Critics’ Picks

Olivier Pietsch, The Shape of Things, 2008, still from a color video, 17 minutes 30 seconds.


Olivier Pietsch

Goff + Rosenthal
Brunnenstrasse 3
September 6–October 18

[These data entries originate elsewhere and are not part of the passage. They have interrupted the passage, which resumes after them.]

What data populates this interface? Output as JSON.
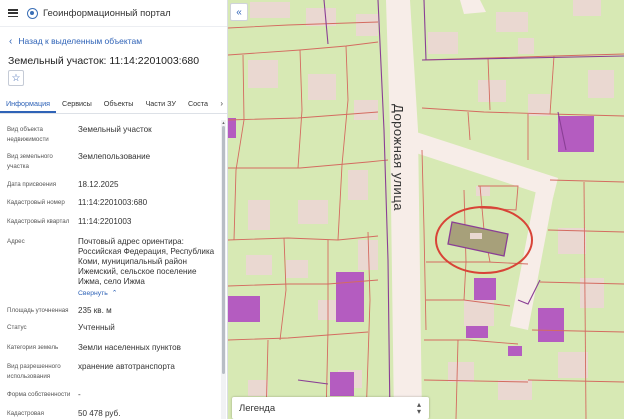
{
  "app": {
    "title": "Геоинформационный портал"
  },
  "nav": {
    "back_label": "Назад к выделенным объектам"
  },
  "object": {
    "title": "Земельный участок: 11:14:2201003:680"
  },
  "tabs": [
    {
      "label": "Информация",
      "active": true
    },
    {
      "label": "Сервисы",
      "active": false
    },
    {
      "label": "Объекты",
      "active": false
    },
    {
      "label": "Части ЗУ",
      "active": false
    },
    {
      "label": "Соста",
      "active": false
    }
  ],
  "props": [
    {
      "label": "Вид объекта недвижимости",
      "value": "Земельный участок"
    },
    {
      "label": "Вид земельного участка",
      "value": "Землепользование"
    },
    {
      "label": "Дата присвоения",
      "value": "18.12.2025"
    },
    {
      "label": "Кадастровый номер",
      "value": "11:14:2201003:680"
    },
    {
      "label": "Кадастровый квартал",
      "value": "11:14:2201003"
    },
    {
      "label": "Адрес",
      "value": "Почтовый адрес ориентира: Российская Федерация, Республика Коми, муниципальный район Ижемский, сельское поселение Ижма, село Ижма",
      "link": "Свернуть"
    },
    {
      "label": "Площадь уточненная",
      "value": "235 кв. м"
    },
    {
      "label": "Статус",
      "value": "Учтенный"
    },
    {
      "label": "Категория земель",
      "value": "Земли населенных пунктов"
    },
    {
      "label": "Вид разрешенного использования",
      "value": "хранение автотранспорта"
    },
    {
      "label": "Форма собственности",
      "value": "-"
    },
    {
      "label": "Кадастровая",
      "value": "50 478 руб."
    }
  ],
  "map": {
    "street_name": "Дорожная улица",
    "legend_label": "Легенда",
    "colors": {
      "map_bg": "#d7e9b4",
      "road": "#f7ede8",
      "building": "#ead8d1",
      "parcel_line": "#d46b60",
      "boundary_line": "#8a3f95",
      "building_fill": "#b45cc0",
      "selection": "#d84437"
    }
  },
  "icons": {
    "menu": "menu-icon",
    "logo": "portal-logo-icon",
    "back": "chevron-left-icon",
    "favorite": "star-icon",
    "tabs_next": "chevron-right-icon",
    "collapse_panel": "double-chevron-left-icon",
    "legend_toggle": "chevron-up-down-icon"
  }
}
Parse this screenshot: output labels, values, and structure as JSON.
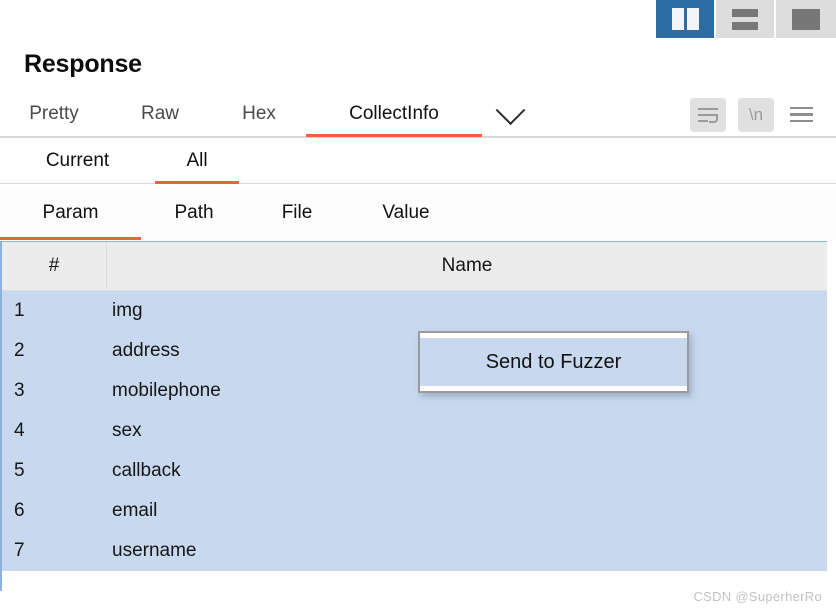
{
  "view_toggles": [
    {
      "name": "split-vertical-view",
      "icon": "split-vertical-icon",
      "active": true
    },
    {
      "name": "split-horizontal-view",
      "icon": "split-horizontal-icon",
      "active": false
    },
    {
      "name": "single-pane-view",
      "icon": "single-pane-icon",
      "active": false
    }
  ],
  "header": {
    "title": "Response"
  },
  "primary_tabs": {
    "items": [
      {
        "label": "Pretty",
        "active": false
      },
      {
        "label": "Raw",
        "active": false
      },
      {
        "label": "Hex",
        "active": false
      },
      {
        "label": "CollectInfo",
        "active": true
      }
    ],
    "dropdown_icon": "chevron-down-icon",
    "actions": [
      {
        "name": "word-wrap-button",
        "icon": "word-wrap-icon"
      },
      {
        "name": "show-newlines-button",
        "icon": "newline-icon",
        "label": "\\n"
      },
      {
        "name": "menu-button",
        "icon": "hamburger-menu-icon"
      }
    ]
  },
  "secondary_tabs": {
    "items": [
      {
        "label": "Current",
        "active": false
      },
      {
        "label": "All",
        "active": true
      }
    ]
  },
  "tertiary_tabs": {
    "items": [
      {
        "label": "Param",
        "active": true
      },
      {
        "label": "Path",
        "active": false
      },
      {
        "label": "File",
        "active": false
      },
      {
        "label": "Value",
        "active": false
      }
    ]
  },
  "table": {
    "columns": [
      "#",
      "Name"
    ],
    "rows": [
      {
        "num": "1",
        "name": "img"
      },
      {
        "num": "2",
        "name": "address"
      },
      {
        "num": "3",
        "name": "mobilephone"
      },
      {
        "num": "4",
        "name": "sex"
      },
      {
        "num": "5",
        "name": "callback"
      },
      {
        "num": "6",
        "name": "email"
      },
      {
        "num": "7",
        "name": "username"
      }
    ]
  },
  "context_menu": {
    "items": [
      {
        "label": "Send to Fuzzer",
        "highlighted": true
      }
    ]
  },
  "watermark": "CSDN @SuperherRo",
  "colors": {
    "accent_orange": "#f2603a",
    "active_toggle_blue": "#2e6ca4",
    "row_selection_blue": "#c7d8ef",
    "header_gray": "#ececec"
  }
}
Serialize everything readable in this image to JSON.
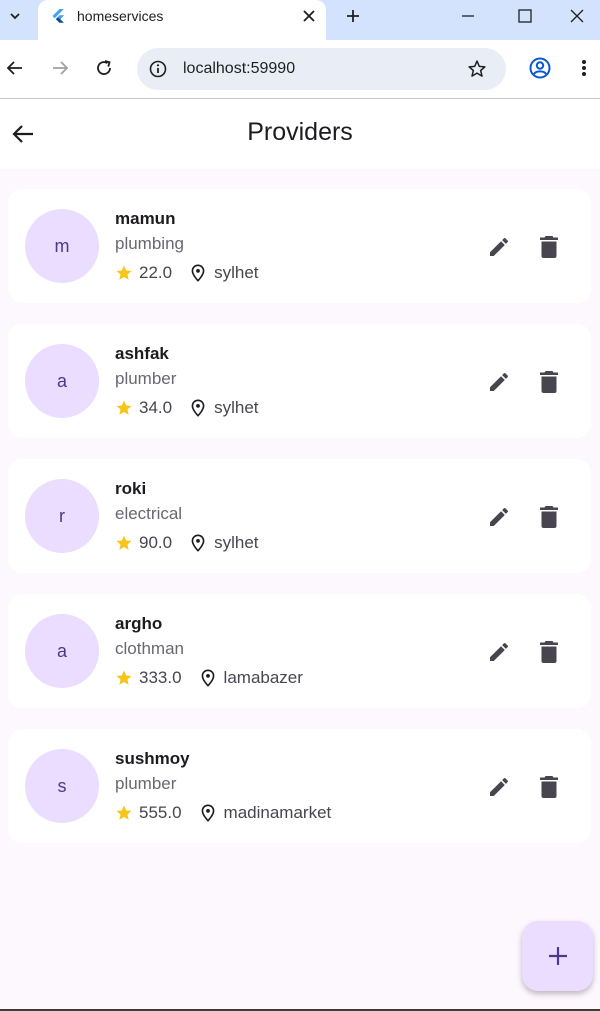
{
  "browser": {
    "tab_title": "homeservices",
    "url": "localhost:59990"
  },
  "appbar": {
    "title": "Providers"
  },
  "providers": [
    {
      "initial": "m",
      "name": "mamun",
      "service": "plumbing",
      "rating": "22.0",
      "location": "sylhet"
    },
    {
      "initial": "a",
      "name": "ashfak",
      "service": "plumber",
      "rating": "34.0",
      "location": "sylhet"
    },
    {
      "initial": "r",
      "name": "roki",
      "service": "electrical",
      "rating": "90.0",
      "location": "sylhet"
    },
    {
      "initial": "a",
      "name": "argho",
      "service": "clothman",
      "rating": "333.0",
      "location": "lamabazer"
    },
    {
      "initial": "s",
      "name": "sushmoy",
      "service": "plumber",
      "rating": "555.0",
      "location": "madinamarket"
    }
  ],
  "icons": {
    "back": "arrow-left-icon",
    "edit": "pencil-icon",
    "delete": "trash-icon",
    "rating": "star-icon",
    "location": "location-pin-icon",
    "add": "plus-icon"
  },
  "colors": {
    "avatar_bg": "#eaddff",
    "avatar_text": "#4f378b",
    "star": "#f5c518",
    "page_bg": "#fdf7fe",
    "fab_bg": "#eaddff"
  }
}
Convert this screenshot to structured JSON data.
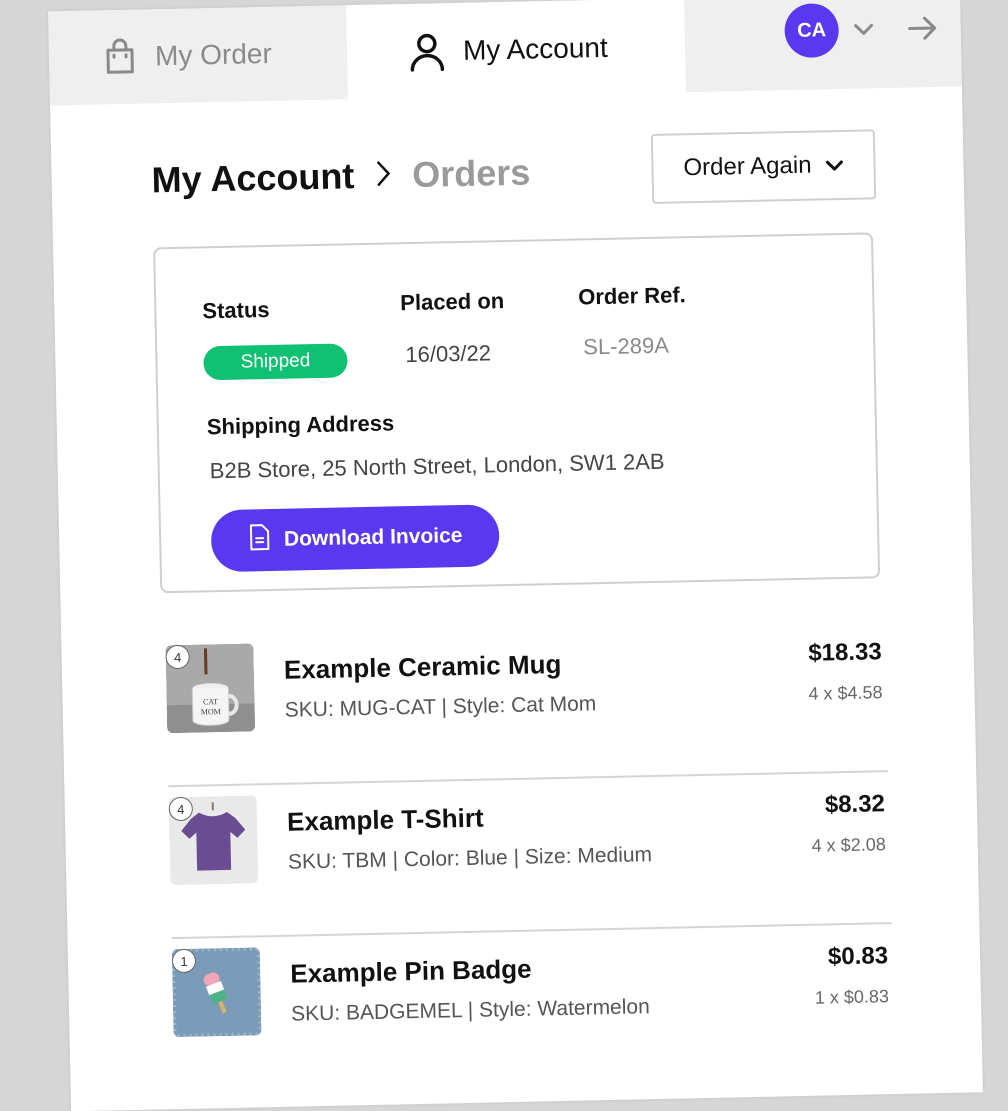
{
  "header": {
    "tab_order_label": "My Order",
    "tab_account_label": "My Account",
    "avatar_initials": "CA"
  },
  "breadcrumb": {
    "home": "My Account",
    "current": "Orders"
  },
  "actions": {
    "order_again_label": "Order Again"
  },
  "order": {
    "status_label": "Status",
    "status_value": "Shipped",
    "placed_label": "Placed on",
    "placed_value": "16/03/22",
    "ref_label": "Order Ref.",
    "ref_value": "SL-289A",
    "shipping_label": "Shipping Address",
    "shipping_value": "B2B Store, 25 North Street, London, SW1 2AB",
    "download_label": "Download Invoice"
  },
  "items": [
    {
      "qty": "4",
      "name": "Example Ceramic Mug",
      "meta": "SKU: MUG-CAT | Style: Cat Mom",
      "total": "$18.33",
      "unit": "4 x $4.58"
    },
    {
      "qty": "4",
      "name": "Example T-Shirt",
      "meta": "SKU: TBM | Color: Blue | Size: Medium",
      "total": "$8.32",
      "unit": "4 x $2.08"
    },
    {
      "qty": "1",
      "name": "Example Pin Badge",
      "meta": "SKU: BADGEMEL | Style: Watermelon",
      "total": "$0.83",
      "unit": "1 x $0.83"
    }
  ],
  "colors": {
    "accent": "#5a38f0",
    "status_green": "#10c174"
  },
  "icons": {
    "order_tab": "shopping-bag-icon",
    "account_tab": "user-icon",
    "avatar_menu": "chevron-down-icon",
    "exit": "arrow-right-icon",
    "breadcrumb_sep": "chevron-right-icon",
    "order_again": "chevron-down-icon",
    "download": "document-icon"
  }
}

Olivier Pietsch pushes Alfred Hitchcock’s dictum that “drama is life with the dull bits cut out” to ecstatic extremes. The Berlin-based German artist plucks out the Barthesian punctum from scenes in classic, mainstream, independent, and art films to construct cinematic collages. In the past, Pietsch elegantly wove together a potent portrait of pop culture’s romance with intoxicants by cherry-picking scenes of drug ingestion for his forty-five-minute film The Conquest of Happiness, 2005, and then created a brief ode to suicides as shown on the big screen with Domin, Libra Nos, 2006–2007. Now, alongside these earlier works, Pietsch presents two new videos that drill even closer to cinema’s core, because dreaming is their shared subject. In Because, 2008, Pietsch offers a soothing, over-three-minute succession of sunsets and aerial cloud views set to the Beatles song of the same name. But while this piece is gentle, The Shape of Things, 2008, is arresting. A pastiche of oneiric scenes and nightmarish assaults from recognizable and obscure films, the work comprises seconds’ worth of imagery from sources including Teen Wolf (1985), Repulsion (1965), and Belle de Jour (1967). Set to a melodic sound track, Pietsch’s video puts forth a seamless show of succubae, erotic reveries, and horrors, beginning with a sequence of slumberers and ending with a couple cajoling each other back to sleep. The Shape of Things offers a haunting portrait of cinema’s role as a communal dream holding passive audiences, enveloped by movie-theater darkness, in thrall.